WHAT THIS TASK INVOLVES
Some lines below hold "XAUUSD". Pick them out and copy them.
*** DATA FOR THIS EXERCISE ***
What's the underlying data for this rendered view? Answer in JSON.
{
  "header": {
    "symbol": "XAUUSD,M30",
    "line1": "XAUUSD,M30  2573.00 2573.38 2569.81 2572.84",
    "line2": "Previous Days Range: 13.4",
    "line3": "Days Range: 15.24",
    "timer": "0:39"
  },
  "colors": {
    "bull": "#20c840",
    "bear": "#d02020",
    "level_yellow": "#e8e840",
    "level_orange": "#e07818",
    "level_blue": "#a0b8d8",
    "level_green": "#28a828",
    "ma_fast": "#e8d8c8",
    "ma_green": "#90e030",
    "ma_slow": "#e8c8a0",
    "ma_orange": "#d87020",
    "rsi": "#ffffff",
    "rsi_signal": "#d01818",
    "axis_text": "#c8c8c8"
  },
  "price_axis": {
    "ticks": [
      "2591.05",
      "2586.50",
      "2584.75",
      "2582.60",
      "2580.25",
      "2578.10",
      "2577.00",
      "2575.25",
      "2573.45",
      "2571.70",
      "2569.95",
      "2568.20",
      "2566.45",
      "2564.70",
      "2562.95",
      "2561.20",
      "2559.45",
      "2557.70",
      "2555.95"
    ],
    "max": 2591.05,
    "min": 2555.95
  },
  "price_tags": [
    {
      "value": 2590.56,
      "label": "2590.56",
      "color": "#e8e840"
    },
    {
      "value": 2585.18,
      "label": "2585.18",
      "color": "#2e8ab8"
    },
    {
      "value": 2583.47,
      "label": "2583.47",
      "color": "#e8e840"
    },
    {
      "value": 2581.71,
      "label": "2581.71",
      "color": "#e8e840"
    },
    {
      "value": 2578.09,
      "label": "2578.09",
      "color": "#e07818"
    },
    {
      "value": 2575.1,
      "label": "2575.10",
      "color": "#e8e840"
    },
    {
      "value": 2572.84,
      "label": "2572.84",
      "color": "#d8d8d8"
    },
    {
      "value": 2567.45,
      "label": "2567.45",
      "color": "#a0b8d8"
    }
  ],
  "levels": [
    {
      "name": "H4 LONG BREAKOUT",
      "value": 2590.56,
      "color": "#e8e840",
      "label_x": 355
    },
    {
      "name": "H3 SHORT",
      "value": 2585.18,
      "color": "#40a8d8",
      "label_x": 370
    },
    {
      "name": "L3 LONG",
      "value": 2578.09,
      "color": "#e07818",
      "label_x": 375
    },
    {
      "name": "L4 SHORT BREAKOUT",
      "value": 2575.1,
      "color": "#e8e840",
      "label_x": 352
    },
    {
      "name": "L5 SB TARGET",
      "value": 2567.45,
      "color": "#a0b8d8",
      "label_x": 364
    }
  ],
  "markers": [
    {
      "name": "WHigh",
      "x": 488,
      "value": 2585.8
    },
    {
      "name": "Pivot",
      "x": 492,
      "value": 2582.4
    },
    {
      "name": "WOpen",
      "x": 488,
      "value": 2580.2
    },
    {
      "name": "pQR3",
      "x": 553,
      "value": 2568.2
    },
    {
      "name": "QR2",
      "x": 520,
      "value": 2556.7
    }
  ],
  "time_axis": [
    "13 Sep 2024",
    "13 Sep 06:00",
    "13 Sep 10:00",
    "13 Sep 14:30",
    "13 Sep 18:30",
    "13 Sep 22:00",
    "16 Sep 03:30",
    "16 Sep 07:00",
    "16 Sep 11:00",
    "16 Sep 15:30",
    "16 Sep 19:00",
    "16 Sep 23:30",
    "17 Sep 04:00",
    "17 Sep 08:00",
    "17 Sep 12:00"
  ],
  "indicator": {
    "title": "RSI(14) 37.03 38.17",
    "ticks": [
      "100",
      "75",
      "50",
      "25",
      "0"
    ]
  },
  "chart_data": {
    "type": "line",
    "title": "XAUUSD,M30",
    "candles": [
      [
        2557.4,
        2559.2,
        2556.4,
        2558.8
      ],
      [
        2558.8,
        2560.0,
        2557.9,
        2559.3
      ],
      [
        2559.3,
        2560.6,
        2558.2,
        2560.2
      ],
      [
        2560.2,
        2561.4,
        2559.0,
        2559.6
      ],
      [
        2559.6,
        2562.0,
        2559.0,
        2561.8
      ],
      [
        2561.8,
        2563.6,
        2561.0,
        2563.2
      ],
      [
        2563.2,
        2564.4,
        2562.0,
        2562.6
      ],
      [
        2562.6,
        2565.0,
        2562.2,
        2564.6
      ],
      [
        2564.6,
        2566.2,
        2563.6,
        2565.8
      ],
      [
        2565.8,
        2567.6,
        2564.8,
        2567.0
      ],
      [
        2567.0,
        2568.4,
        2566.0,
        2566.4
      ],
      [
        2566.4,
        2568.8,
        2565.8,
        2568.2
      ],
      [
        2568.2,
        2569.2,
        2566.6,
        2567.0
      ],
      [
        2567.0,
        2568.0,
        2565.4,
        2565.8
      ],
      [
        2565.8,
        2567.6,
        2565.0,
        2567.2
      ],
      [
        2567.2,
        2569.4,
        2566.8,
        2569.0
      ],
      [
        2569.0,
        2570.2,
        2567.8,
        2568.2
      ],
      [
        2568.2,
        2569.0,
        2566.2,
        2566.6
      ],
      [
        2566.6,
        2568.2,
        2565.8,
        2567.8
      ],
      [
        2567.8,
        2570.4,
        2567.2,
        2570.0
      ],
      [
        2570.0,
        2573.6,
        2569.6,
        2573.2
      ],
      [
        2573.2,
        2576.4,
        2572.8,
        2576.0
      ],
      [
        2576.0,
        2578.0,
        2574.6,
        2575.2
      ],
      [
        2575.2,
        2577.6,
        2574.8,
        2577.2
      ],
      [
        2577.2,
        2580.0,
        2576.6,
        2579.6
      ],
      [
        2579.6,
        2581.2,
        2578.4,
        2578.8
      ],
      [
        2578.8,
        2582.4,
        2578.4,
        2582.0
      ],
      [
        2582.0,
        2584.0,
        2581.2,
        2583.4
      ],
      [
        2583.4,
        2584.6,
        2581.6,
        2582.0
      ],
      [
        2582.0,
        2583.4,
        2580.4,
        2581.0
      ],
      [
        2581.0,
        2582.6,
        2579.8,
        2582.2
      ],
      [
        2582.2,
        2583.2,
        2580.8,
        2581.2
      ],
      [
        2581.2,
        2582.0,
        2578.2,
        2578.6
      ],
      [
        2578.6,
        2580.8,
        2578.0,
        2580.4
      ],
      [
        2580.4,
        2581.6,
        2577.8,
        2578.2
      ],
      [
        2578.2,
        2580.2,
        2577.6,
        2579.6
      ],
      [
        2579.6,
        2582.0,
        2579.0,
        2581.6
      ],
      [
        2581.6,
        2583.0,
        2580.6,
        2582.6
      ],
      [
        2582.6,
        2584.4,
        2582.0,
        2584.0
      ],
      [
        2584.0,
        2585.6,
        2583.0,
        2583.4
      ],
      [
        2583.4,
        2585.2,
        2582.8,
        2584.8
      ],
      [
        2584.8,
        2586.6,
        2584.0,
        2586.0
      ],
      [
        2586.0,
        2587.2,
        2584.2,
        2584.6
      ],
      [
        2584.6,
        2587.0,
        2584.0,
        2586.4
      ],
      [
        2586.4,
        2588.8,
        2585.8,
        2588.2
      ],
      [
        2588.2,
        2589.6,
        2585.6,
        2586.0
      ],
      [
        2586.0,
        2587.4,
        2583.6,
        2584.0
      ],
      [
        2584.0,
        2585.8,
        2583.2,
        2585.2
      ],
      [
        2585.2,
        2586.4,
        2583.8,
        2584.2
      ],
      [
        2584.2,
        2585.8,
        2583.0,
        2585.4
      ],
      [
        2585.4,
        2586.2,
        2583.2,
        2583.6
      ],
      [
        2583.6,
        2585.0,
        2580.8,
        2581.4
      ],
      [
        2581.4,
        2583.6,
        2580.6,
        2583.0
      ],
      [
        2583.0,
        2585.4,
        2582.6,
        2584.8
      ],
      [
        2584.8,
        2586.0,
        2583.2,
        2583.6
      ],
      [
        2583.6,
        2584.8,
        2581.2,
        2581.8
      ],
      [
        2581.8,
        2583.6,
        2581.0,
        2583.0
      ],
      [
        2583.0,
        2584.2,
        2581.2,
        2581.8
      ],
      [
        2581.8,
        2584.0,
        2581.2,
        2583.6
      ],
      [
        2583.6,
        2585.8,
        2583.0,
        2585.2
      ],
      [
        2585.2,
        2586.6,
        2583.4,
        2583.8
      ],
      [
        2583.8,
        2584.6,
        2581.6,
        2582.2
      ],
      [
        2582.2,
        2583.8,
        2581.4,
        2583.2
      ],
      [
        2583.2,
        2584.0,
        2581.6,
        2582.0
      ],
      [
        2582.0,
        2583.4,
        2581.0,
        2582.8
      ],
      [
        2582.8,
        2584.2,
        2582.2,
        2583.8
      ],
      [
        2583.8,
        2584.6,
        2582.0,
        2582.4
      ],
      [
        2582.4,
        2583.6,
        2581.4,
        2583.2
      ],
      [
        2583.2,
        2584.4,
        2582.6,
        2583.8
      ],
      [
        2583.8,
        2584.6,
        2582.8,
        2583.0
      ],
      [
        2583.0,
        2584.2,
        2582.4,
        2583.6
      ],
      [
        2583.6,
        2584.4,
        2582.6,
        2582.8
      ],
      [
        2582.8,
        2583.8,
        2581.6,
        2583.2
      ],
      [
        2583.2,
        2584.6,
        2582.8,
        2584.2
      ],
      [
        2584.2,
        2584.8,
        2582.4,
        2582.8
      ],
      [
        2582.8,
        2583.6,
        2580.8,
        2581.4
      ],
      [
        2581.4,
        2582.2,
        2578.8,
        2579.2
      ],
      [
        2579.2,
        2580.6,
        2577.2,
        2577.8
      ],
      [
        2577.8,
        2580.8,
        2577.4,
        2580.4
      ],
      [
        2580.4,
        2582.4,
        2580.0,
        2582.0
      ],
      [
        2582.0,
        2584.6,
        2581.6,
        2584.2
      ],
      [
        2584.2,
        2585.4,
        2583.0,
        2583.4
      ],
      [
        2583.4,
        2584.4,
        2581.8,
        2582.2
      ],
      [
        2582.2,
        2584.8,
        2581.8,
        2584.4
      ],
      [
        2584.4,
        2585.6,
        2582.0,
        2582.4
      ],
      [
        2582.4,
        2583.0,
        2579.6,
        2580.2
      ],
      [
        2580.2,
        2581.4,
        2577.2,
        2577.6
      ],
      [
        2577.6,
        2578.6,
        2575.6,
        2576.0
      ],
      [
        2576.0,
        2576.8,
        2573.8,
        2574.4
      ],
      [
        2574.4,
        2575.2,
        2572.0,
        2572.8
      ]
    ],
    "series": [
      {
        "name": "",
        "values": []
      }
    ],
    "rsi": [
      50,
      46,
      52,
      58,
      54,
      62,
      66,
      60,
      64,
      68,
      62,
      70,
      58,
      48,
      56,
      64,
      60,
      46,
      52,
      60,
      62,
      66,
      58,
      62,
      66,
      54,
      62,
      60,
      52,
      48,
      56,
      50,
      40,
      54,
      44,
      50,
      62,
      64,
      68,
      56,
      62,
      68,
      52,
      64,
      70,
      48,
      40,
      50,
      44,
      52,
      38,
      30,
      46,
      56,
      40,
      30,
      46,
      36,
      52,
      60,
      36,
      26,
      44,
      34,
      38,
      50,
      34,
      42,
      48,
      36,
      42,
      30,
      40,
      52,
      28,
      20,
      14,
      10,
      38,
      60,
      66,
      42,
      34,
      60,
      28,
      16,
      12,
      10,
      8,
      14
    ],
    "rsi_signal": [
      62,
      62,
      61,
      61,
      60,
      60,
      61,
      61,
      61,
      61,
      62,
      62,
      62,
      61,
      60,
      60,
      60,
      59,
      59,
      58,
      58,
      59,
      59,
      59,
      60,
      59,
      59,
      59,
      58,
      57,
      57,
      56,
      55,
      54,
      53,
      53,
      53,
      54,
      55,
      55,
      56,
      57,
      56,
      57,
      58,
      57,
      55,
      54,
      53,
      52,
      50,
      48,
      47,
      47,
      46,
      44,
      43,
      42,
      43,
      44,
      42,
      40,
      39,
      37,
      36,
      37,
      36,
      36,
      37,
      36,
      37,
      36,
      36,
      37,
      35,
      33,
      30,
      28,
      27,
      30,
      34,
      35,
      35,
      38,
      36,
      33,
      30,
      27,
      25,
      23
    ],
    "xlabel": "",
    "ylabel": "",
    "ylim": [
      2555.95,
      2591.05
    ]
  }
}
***
ANSWER BOX
    "symbol": "XAUUSD,M30",
    "line1": "XAUUSD,M30  2573.00 2573.38 2569.81 2572.84",
    "title": "XAUUSD,M30",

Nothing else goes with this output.